The Venus of Willendorf--A goddess/ fertility charm from 30,000 BCE

(The Venus of Willendorf–A goddess, fertility charm from 30,000 BCE)

The once-powerful woman who created and sustained life was fragmented into more manageable, predictable roles, such as the “crone,” “the virgin,” and “the seductress.” These stereotypes are featured prominently in myth and religious texts–forming beliefs that are still the foundations of our modern society. My goal as an instructor was to take some time to explore not only how women are depicted in literature, but WHY they are depicted in this way. Coming up on twelve years of teaching, that goal remains the same, and it has carried over into my parenting as well.

Personally, feminism is a viewpoint that I take to expose long-standing assumptions about the feminine role (especially in America). Women in the United States have many opportunities to achieve goals in relation to other countries around the world, and yet philosophically, I wonder just how progressive the US is when it comes to feminism? The Chicago Tribune featured an article on April 29, 2007 stating that women make .77 to the $1.00 that a man earns. (The information is cited from the source: The National Committee on Pay Equity.) According to the article, much of the disparity between what women and men earn is due to a woman’s desire to stay at home, take a pay cut (perhaps by working part-time), and care for her children. The article explains that women and men who do not marry and have children do not suffer from any sort of earnings gap.

Perhaps my son’s young view of male-female roles was once derived from this–that women “stay home” and men “work.” Child-rearing is not something that is necessarily revered in my suburban world–the SAHM (Stay at home Mom) is not perceived as a professional. If one were to conjure up stereotypes concerning the SAHM, they would feature sweatpants, diapers, strollers–or the opposite–a nanny, a cleaning person, shopping sprees, nail appointments. A feminist thinker needs to move beyond these stereotypes and stop categorizing women into rigid roles.

Anne Taintor Image

(Artwork by Anne Taintor)

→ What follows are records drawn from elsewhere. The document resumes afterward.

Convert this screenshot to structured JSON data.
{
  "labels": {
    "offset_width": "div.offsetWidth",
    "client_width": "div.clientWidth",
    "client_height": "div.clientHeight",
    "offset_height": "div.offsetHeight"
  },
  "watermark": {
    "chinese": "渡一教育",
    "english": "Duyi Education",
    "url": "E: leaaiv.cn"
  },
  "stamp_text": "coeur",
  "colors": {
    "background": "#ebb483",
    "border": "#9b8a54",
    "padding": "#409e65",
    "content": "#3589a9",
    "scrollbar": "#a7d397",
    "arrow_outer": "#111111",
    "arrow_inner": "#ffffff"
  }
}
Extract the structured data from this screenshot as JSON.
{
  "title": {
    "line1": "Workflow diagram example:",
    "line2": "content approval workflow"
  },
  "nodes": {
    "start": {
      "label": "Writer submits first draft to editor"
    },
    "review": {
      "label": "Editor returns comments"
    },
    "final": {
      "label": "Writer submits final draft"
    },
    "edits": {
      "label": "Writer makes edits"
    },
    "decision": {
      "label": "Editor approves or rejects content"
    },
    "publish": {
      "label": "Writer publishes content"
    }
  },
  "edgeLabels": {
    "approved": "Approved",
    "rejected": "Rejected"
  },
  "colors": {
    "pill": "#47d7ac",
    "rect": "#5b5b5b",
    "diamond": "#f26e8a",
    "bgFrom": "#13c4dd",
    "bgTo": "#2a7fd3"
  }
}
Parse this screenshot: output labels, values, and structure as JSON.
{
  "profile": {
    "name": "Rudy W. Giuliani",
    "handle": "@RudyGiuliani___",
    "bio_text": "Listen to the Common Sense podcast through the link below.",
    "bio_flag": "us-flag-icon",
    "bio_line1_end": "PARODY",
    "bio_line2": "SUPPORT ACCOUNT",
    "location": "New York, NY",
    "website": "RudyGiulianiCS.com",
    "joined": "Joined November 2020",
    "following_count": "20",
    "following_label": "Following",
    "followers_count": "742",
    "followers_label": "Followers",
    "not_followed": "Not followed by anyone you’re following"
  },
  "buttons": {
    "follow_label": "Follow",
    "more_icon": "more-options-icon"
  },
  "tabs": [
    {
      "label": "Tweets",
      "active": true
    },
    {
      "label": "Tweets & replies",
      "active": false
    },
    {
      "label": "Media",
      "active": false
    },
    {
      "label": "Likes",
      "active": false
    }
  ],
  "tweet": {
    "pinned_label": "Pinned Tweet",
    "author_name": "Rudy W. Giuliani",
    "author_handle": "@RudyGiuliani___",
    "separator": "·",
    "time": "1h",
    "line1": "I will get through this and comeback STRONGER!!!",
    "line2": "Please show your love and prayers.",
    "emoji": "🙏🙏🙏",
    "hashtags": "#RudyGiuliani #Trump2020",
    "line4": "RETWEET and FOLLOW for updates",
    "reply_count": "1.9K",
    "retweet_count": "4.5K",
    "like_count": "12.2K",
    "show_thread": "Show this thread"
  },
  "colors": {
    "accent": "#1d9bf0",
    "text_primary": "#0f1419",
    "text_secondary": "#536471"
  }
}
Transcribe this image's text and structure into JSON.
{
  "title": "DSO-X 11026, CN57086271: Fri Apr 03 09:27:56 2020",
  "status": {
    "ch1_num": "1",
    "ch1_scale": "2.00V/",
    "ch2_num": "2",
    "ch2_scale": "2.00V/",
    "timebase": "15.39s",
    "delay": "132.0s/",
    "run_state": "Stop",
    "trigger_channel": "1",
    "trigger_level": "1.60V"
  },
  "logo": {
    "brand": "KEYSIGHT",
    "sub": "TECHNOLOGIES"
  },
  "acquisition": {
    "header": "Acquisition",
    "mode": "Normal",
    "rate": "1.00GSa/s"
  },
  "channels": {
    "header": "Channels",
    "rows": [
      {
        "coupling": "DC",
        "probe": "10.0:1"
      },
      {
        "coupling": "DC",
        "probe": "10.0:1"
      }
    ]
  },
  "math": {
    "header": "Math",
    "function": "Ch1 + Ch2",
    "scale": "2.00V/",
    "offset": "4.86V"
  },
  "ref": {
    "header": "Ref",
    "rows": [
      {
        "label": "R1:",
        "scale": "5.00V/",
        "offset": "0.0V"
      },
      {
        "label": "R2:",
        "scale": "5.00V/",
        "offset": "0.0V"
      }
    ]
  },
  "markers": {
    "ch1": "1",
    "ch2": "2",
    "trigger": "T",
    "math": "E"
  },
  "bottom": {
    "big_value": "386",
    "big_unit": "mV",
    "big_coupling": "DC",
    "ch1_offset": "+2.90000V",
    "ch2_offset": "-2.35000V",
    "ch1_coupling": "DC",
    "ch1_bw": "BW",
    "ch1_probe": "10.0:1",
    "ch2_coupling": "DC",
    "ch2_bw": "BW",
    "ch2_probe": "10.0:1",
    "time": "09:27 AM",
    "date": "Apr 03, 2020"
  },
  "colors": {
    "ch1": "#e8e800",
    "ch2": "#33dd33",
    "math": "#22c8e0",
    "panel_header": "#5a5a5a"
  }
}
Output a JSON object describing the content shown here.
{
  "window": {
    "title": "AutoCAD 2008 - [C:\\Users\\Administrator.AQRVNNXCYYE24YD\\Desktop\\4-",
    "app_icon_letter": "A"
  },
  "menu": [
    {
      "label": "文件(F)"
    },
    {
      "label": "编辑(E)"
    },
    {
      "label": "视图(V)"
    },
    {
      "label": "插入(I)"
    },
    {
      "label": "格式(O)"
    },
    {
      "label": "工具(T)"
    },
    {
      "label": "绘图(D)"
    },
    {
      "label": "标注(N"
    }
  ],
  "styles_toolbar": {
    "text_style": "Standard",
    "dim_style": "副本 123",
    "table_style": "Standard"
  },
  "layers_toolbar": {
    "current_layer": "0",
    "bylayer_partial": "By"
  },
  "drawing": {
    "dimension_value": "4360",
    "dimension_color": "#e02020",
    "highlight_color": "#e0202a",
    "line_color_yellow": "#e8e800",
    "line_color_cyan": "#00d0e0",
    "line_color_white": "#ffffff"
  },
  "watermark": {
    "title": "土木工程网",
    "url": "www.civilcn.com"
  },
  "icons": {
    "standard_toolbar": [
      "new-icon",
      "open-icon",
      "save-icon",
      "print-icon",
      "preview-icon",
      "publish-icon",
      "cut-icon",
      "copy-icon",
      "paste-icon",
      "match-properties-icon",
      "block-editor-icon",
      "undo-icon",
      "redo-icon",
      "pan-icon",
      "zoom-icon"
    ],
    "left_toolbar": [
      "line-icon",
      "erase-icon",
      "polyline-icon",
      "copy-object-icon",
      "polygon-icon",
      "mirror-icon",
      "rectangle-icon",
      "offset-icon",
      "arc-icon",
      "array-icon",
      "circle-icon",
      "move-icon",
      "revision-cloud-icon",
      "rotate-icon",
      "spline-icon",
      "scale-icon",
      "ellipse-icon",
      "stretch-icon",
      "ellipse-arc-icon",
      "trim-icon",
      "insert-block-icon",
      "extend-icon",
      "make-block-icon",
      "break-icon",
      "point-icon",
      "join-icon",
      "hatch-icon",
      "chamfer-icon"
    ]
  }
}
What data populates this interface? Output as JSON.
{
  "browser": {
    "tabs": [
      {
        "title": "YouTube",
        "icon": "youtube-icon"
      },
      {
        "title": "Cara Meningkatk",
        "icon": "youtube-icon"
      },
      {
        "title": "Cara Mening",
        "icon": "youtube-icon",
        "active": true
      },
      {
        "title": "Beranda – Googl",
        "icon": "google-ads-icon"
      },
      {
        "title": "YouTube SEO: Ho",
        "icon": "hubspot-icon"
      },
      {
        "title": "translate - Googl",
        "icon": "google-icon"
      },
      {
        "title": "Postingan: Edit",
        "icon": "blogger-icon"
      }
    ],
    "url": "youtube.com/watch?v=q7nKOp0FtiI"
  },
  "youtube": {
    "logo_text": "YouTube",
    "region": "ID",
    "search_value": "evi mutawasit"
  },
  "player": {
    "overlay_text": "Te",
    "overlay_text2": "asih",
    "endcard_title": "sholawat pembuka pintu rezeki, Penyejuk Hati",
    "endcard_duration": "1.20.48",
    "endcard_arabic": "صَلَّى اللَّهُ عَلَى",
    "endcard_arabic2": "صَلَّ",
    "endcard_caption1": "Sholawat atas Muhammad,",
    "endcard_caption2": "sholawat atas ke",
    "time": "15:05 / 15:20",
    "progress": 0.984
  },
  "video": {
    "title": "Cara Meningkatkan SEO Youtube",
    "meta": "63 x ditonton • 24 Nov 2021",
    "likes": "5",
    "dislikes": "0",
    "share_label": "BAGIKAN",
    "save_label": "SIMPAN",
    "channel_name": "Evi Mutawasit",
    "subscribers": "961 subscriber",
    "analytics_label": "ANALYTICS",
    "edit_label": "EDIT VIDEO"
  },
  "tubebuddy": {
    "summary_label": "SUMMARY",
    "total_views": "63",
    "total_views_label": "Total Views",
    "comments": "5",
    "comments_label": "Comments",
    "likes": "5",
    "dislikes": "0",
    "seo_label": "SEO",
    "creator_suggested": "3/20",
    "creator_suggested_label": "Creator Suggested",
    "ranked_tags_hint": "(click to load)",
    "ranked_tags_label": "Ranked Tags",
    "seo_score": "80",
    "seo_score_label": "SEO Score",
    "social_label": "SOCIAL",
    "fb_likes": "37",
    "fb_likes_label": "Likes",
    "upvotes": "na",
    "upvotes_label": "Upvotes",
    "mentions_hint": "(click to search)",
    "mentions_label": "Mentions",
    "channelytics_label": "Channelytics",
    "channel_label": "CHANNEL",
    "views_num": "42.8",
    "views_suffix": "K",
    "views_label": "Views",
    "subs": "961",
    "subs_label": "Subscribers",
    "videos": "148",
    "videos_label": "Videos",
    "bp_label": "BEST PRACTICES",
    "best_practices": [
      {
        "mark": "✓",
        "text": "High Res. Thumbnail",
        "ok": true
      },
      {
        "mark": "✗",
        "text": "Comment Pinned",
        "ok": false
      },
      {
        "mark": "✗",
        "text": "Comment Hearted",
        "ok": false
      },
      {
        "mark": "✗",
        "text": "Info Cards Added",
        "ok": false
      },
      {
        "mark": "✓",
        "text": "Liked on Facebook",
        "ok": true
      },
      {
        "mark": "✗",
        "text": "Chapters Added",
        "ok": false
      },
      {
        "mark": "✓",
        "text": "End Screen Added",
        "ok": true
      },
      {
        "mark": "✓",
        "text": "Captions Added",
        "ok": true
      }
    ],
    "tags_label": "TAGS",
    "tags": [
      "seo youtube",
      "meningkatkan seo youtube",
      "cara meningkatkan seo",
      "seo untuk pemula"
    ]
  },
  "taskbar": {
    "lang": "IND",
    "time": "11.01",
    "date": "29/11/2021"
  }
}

I consider a feminist to be an individual who is a part of a community. Perhaps that feminist is outspoken and fights for women’s rights, or perhaps, the feminist is teaching her children to respect themselves and the people around them. Whatever the case, a feminist is conscious–aware of discrepancies, misrepresentations, and social stereotypes. She (and he!) is aware and works to expose them to the light, in whatever way suits the individual.

As a person with feminist ideals, I am not perfect. I recognize my flaws and still feel empowered in my femininity. I embrace art and philosophy from Eastern cultures, such as in the Hindu tradition, where women in art are powerful and divine, while questioning the presence of women in my own scriptures, such as Mary Magdalene or the Virgin Mary. Overall, I will keep feminism in the forefront of my life–for I still have so much to learn.


Lakshmi, Goddess of Wealth

Lakshmi, Hindu goddess of wealth


Find other essays and perspectives about feminism at this link: 

Thanks, Peg, for the inspiration! 🙂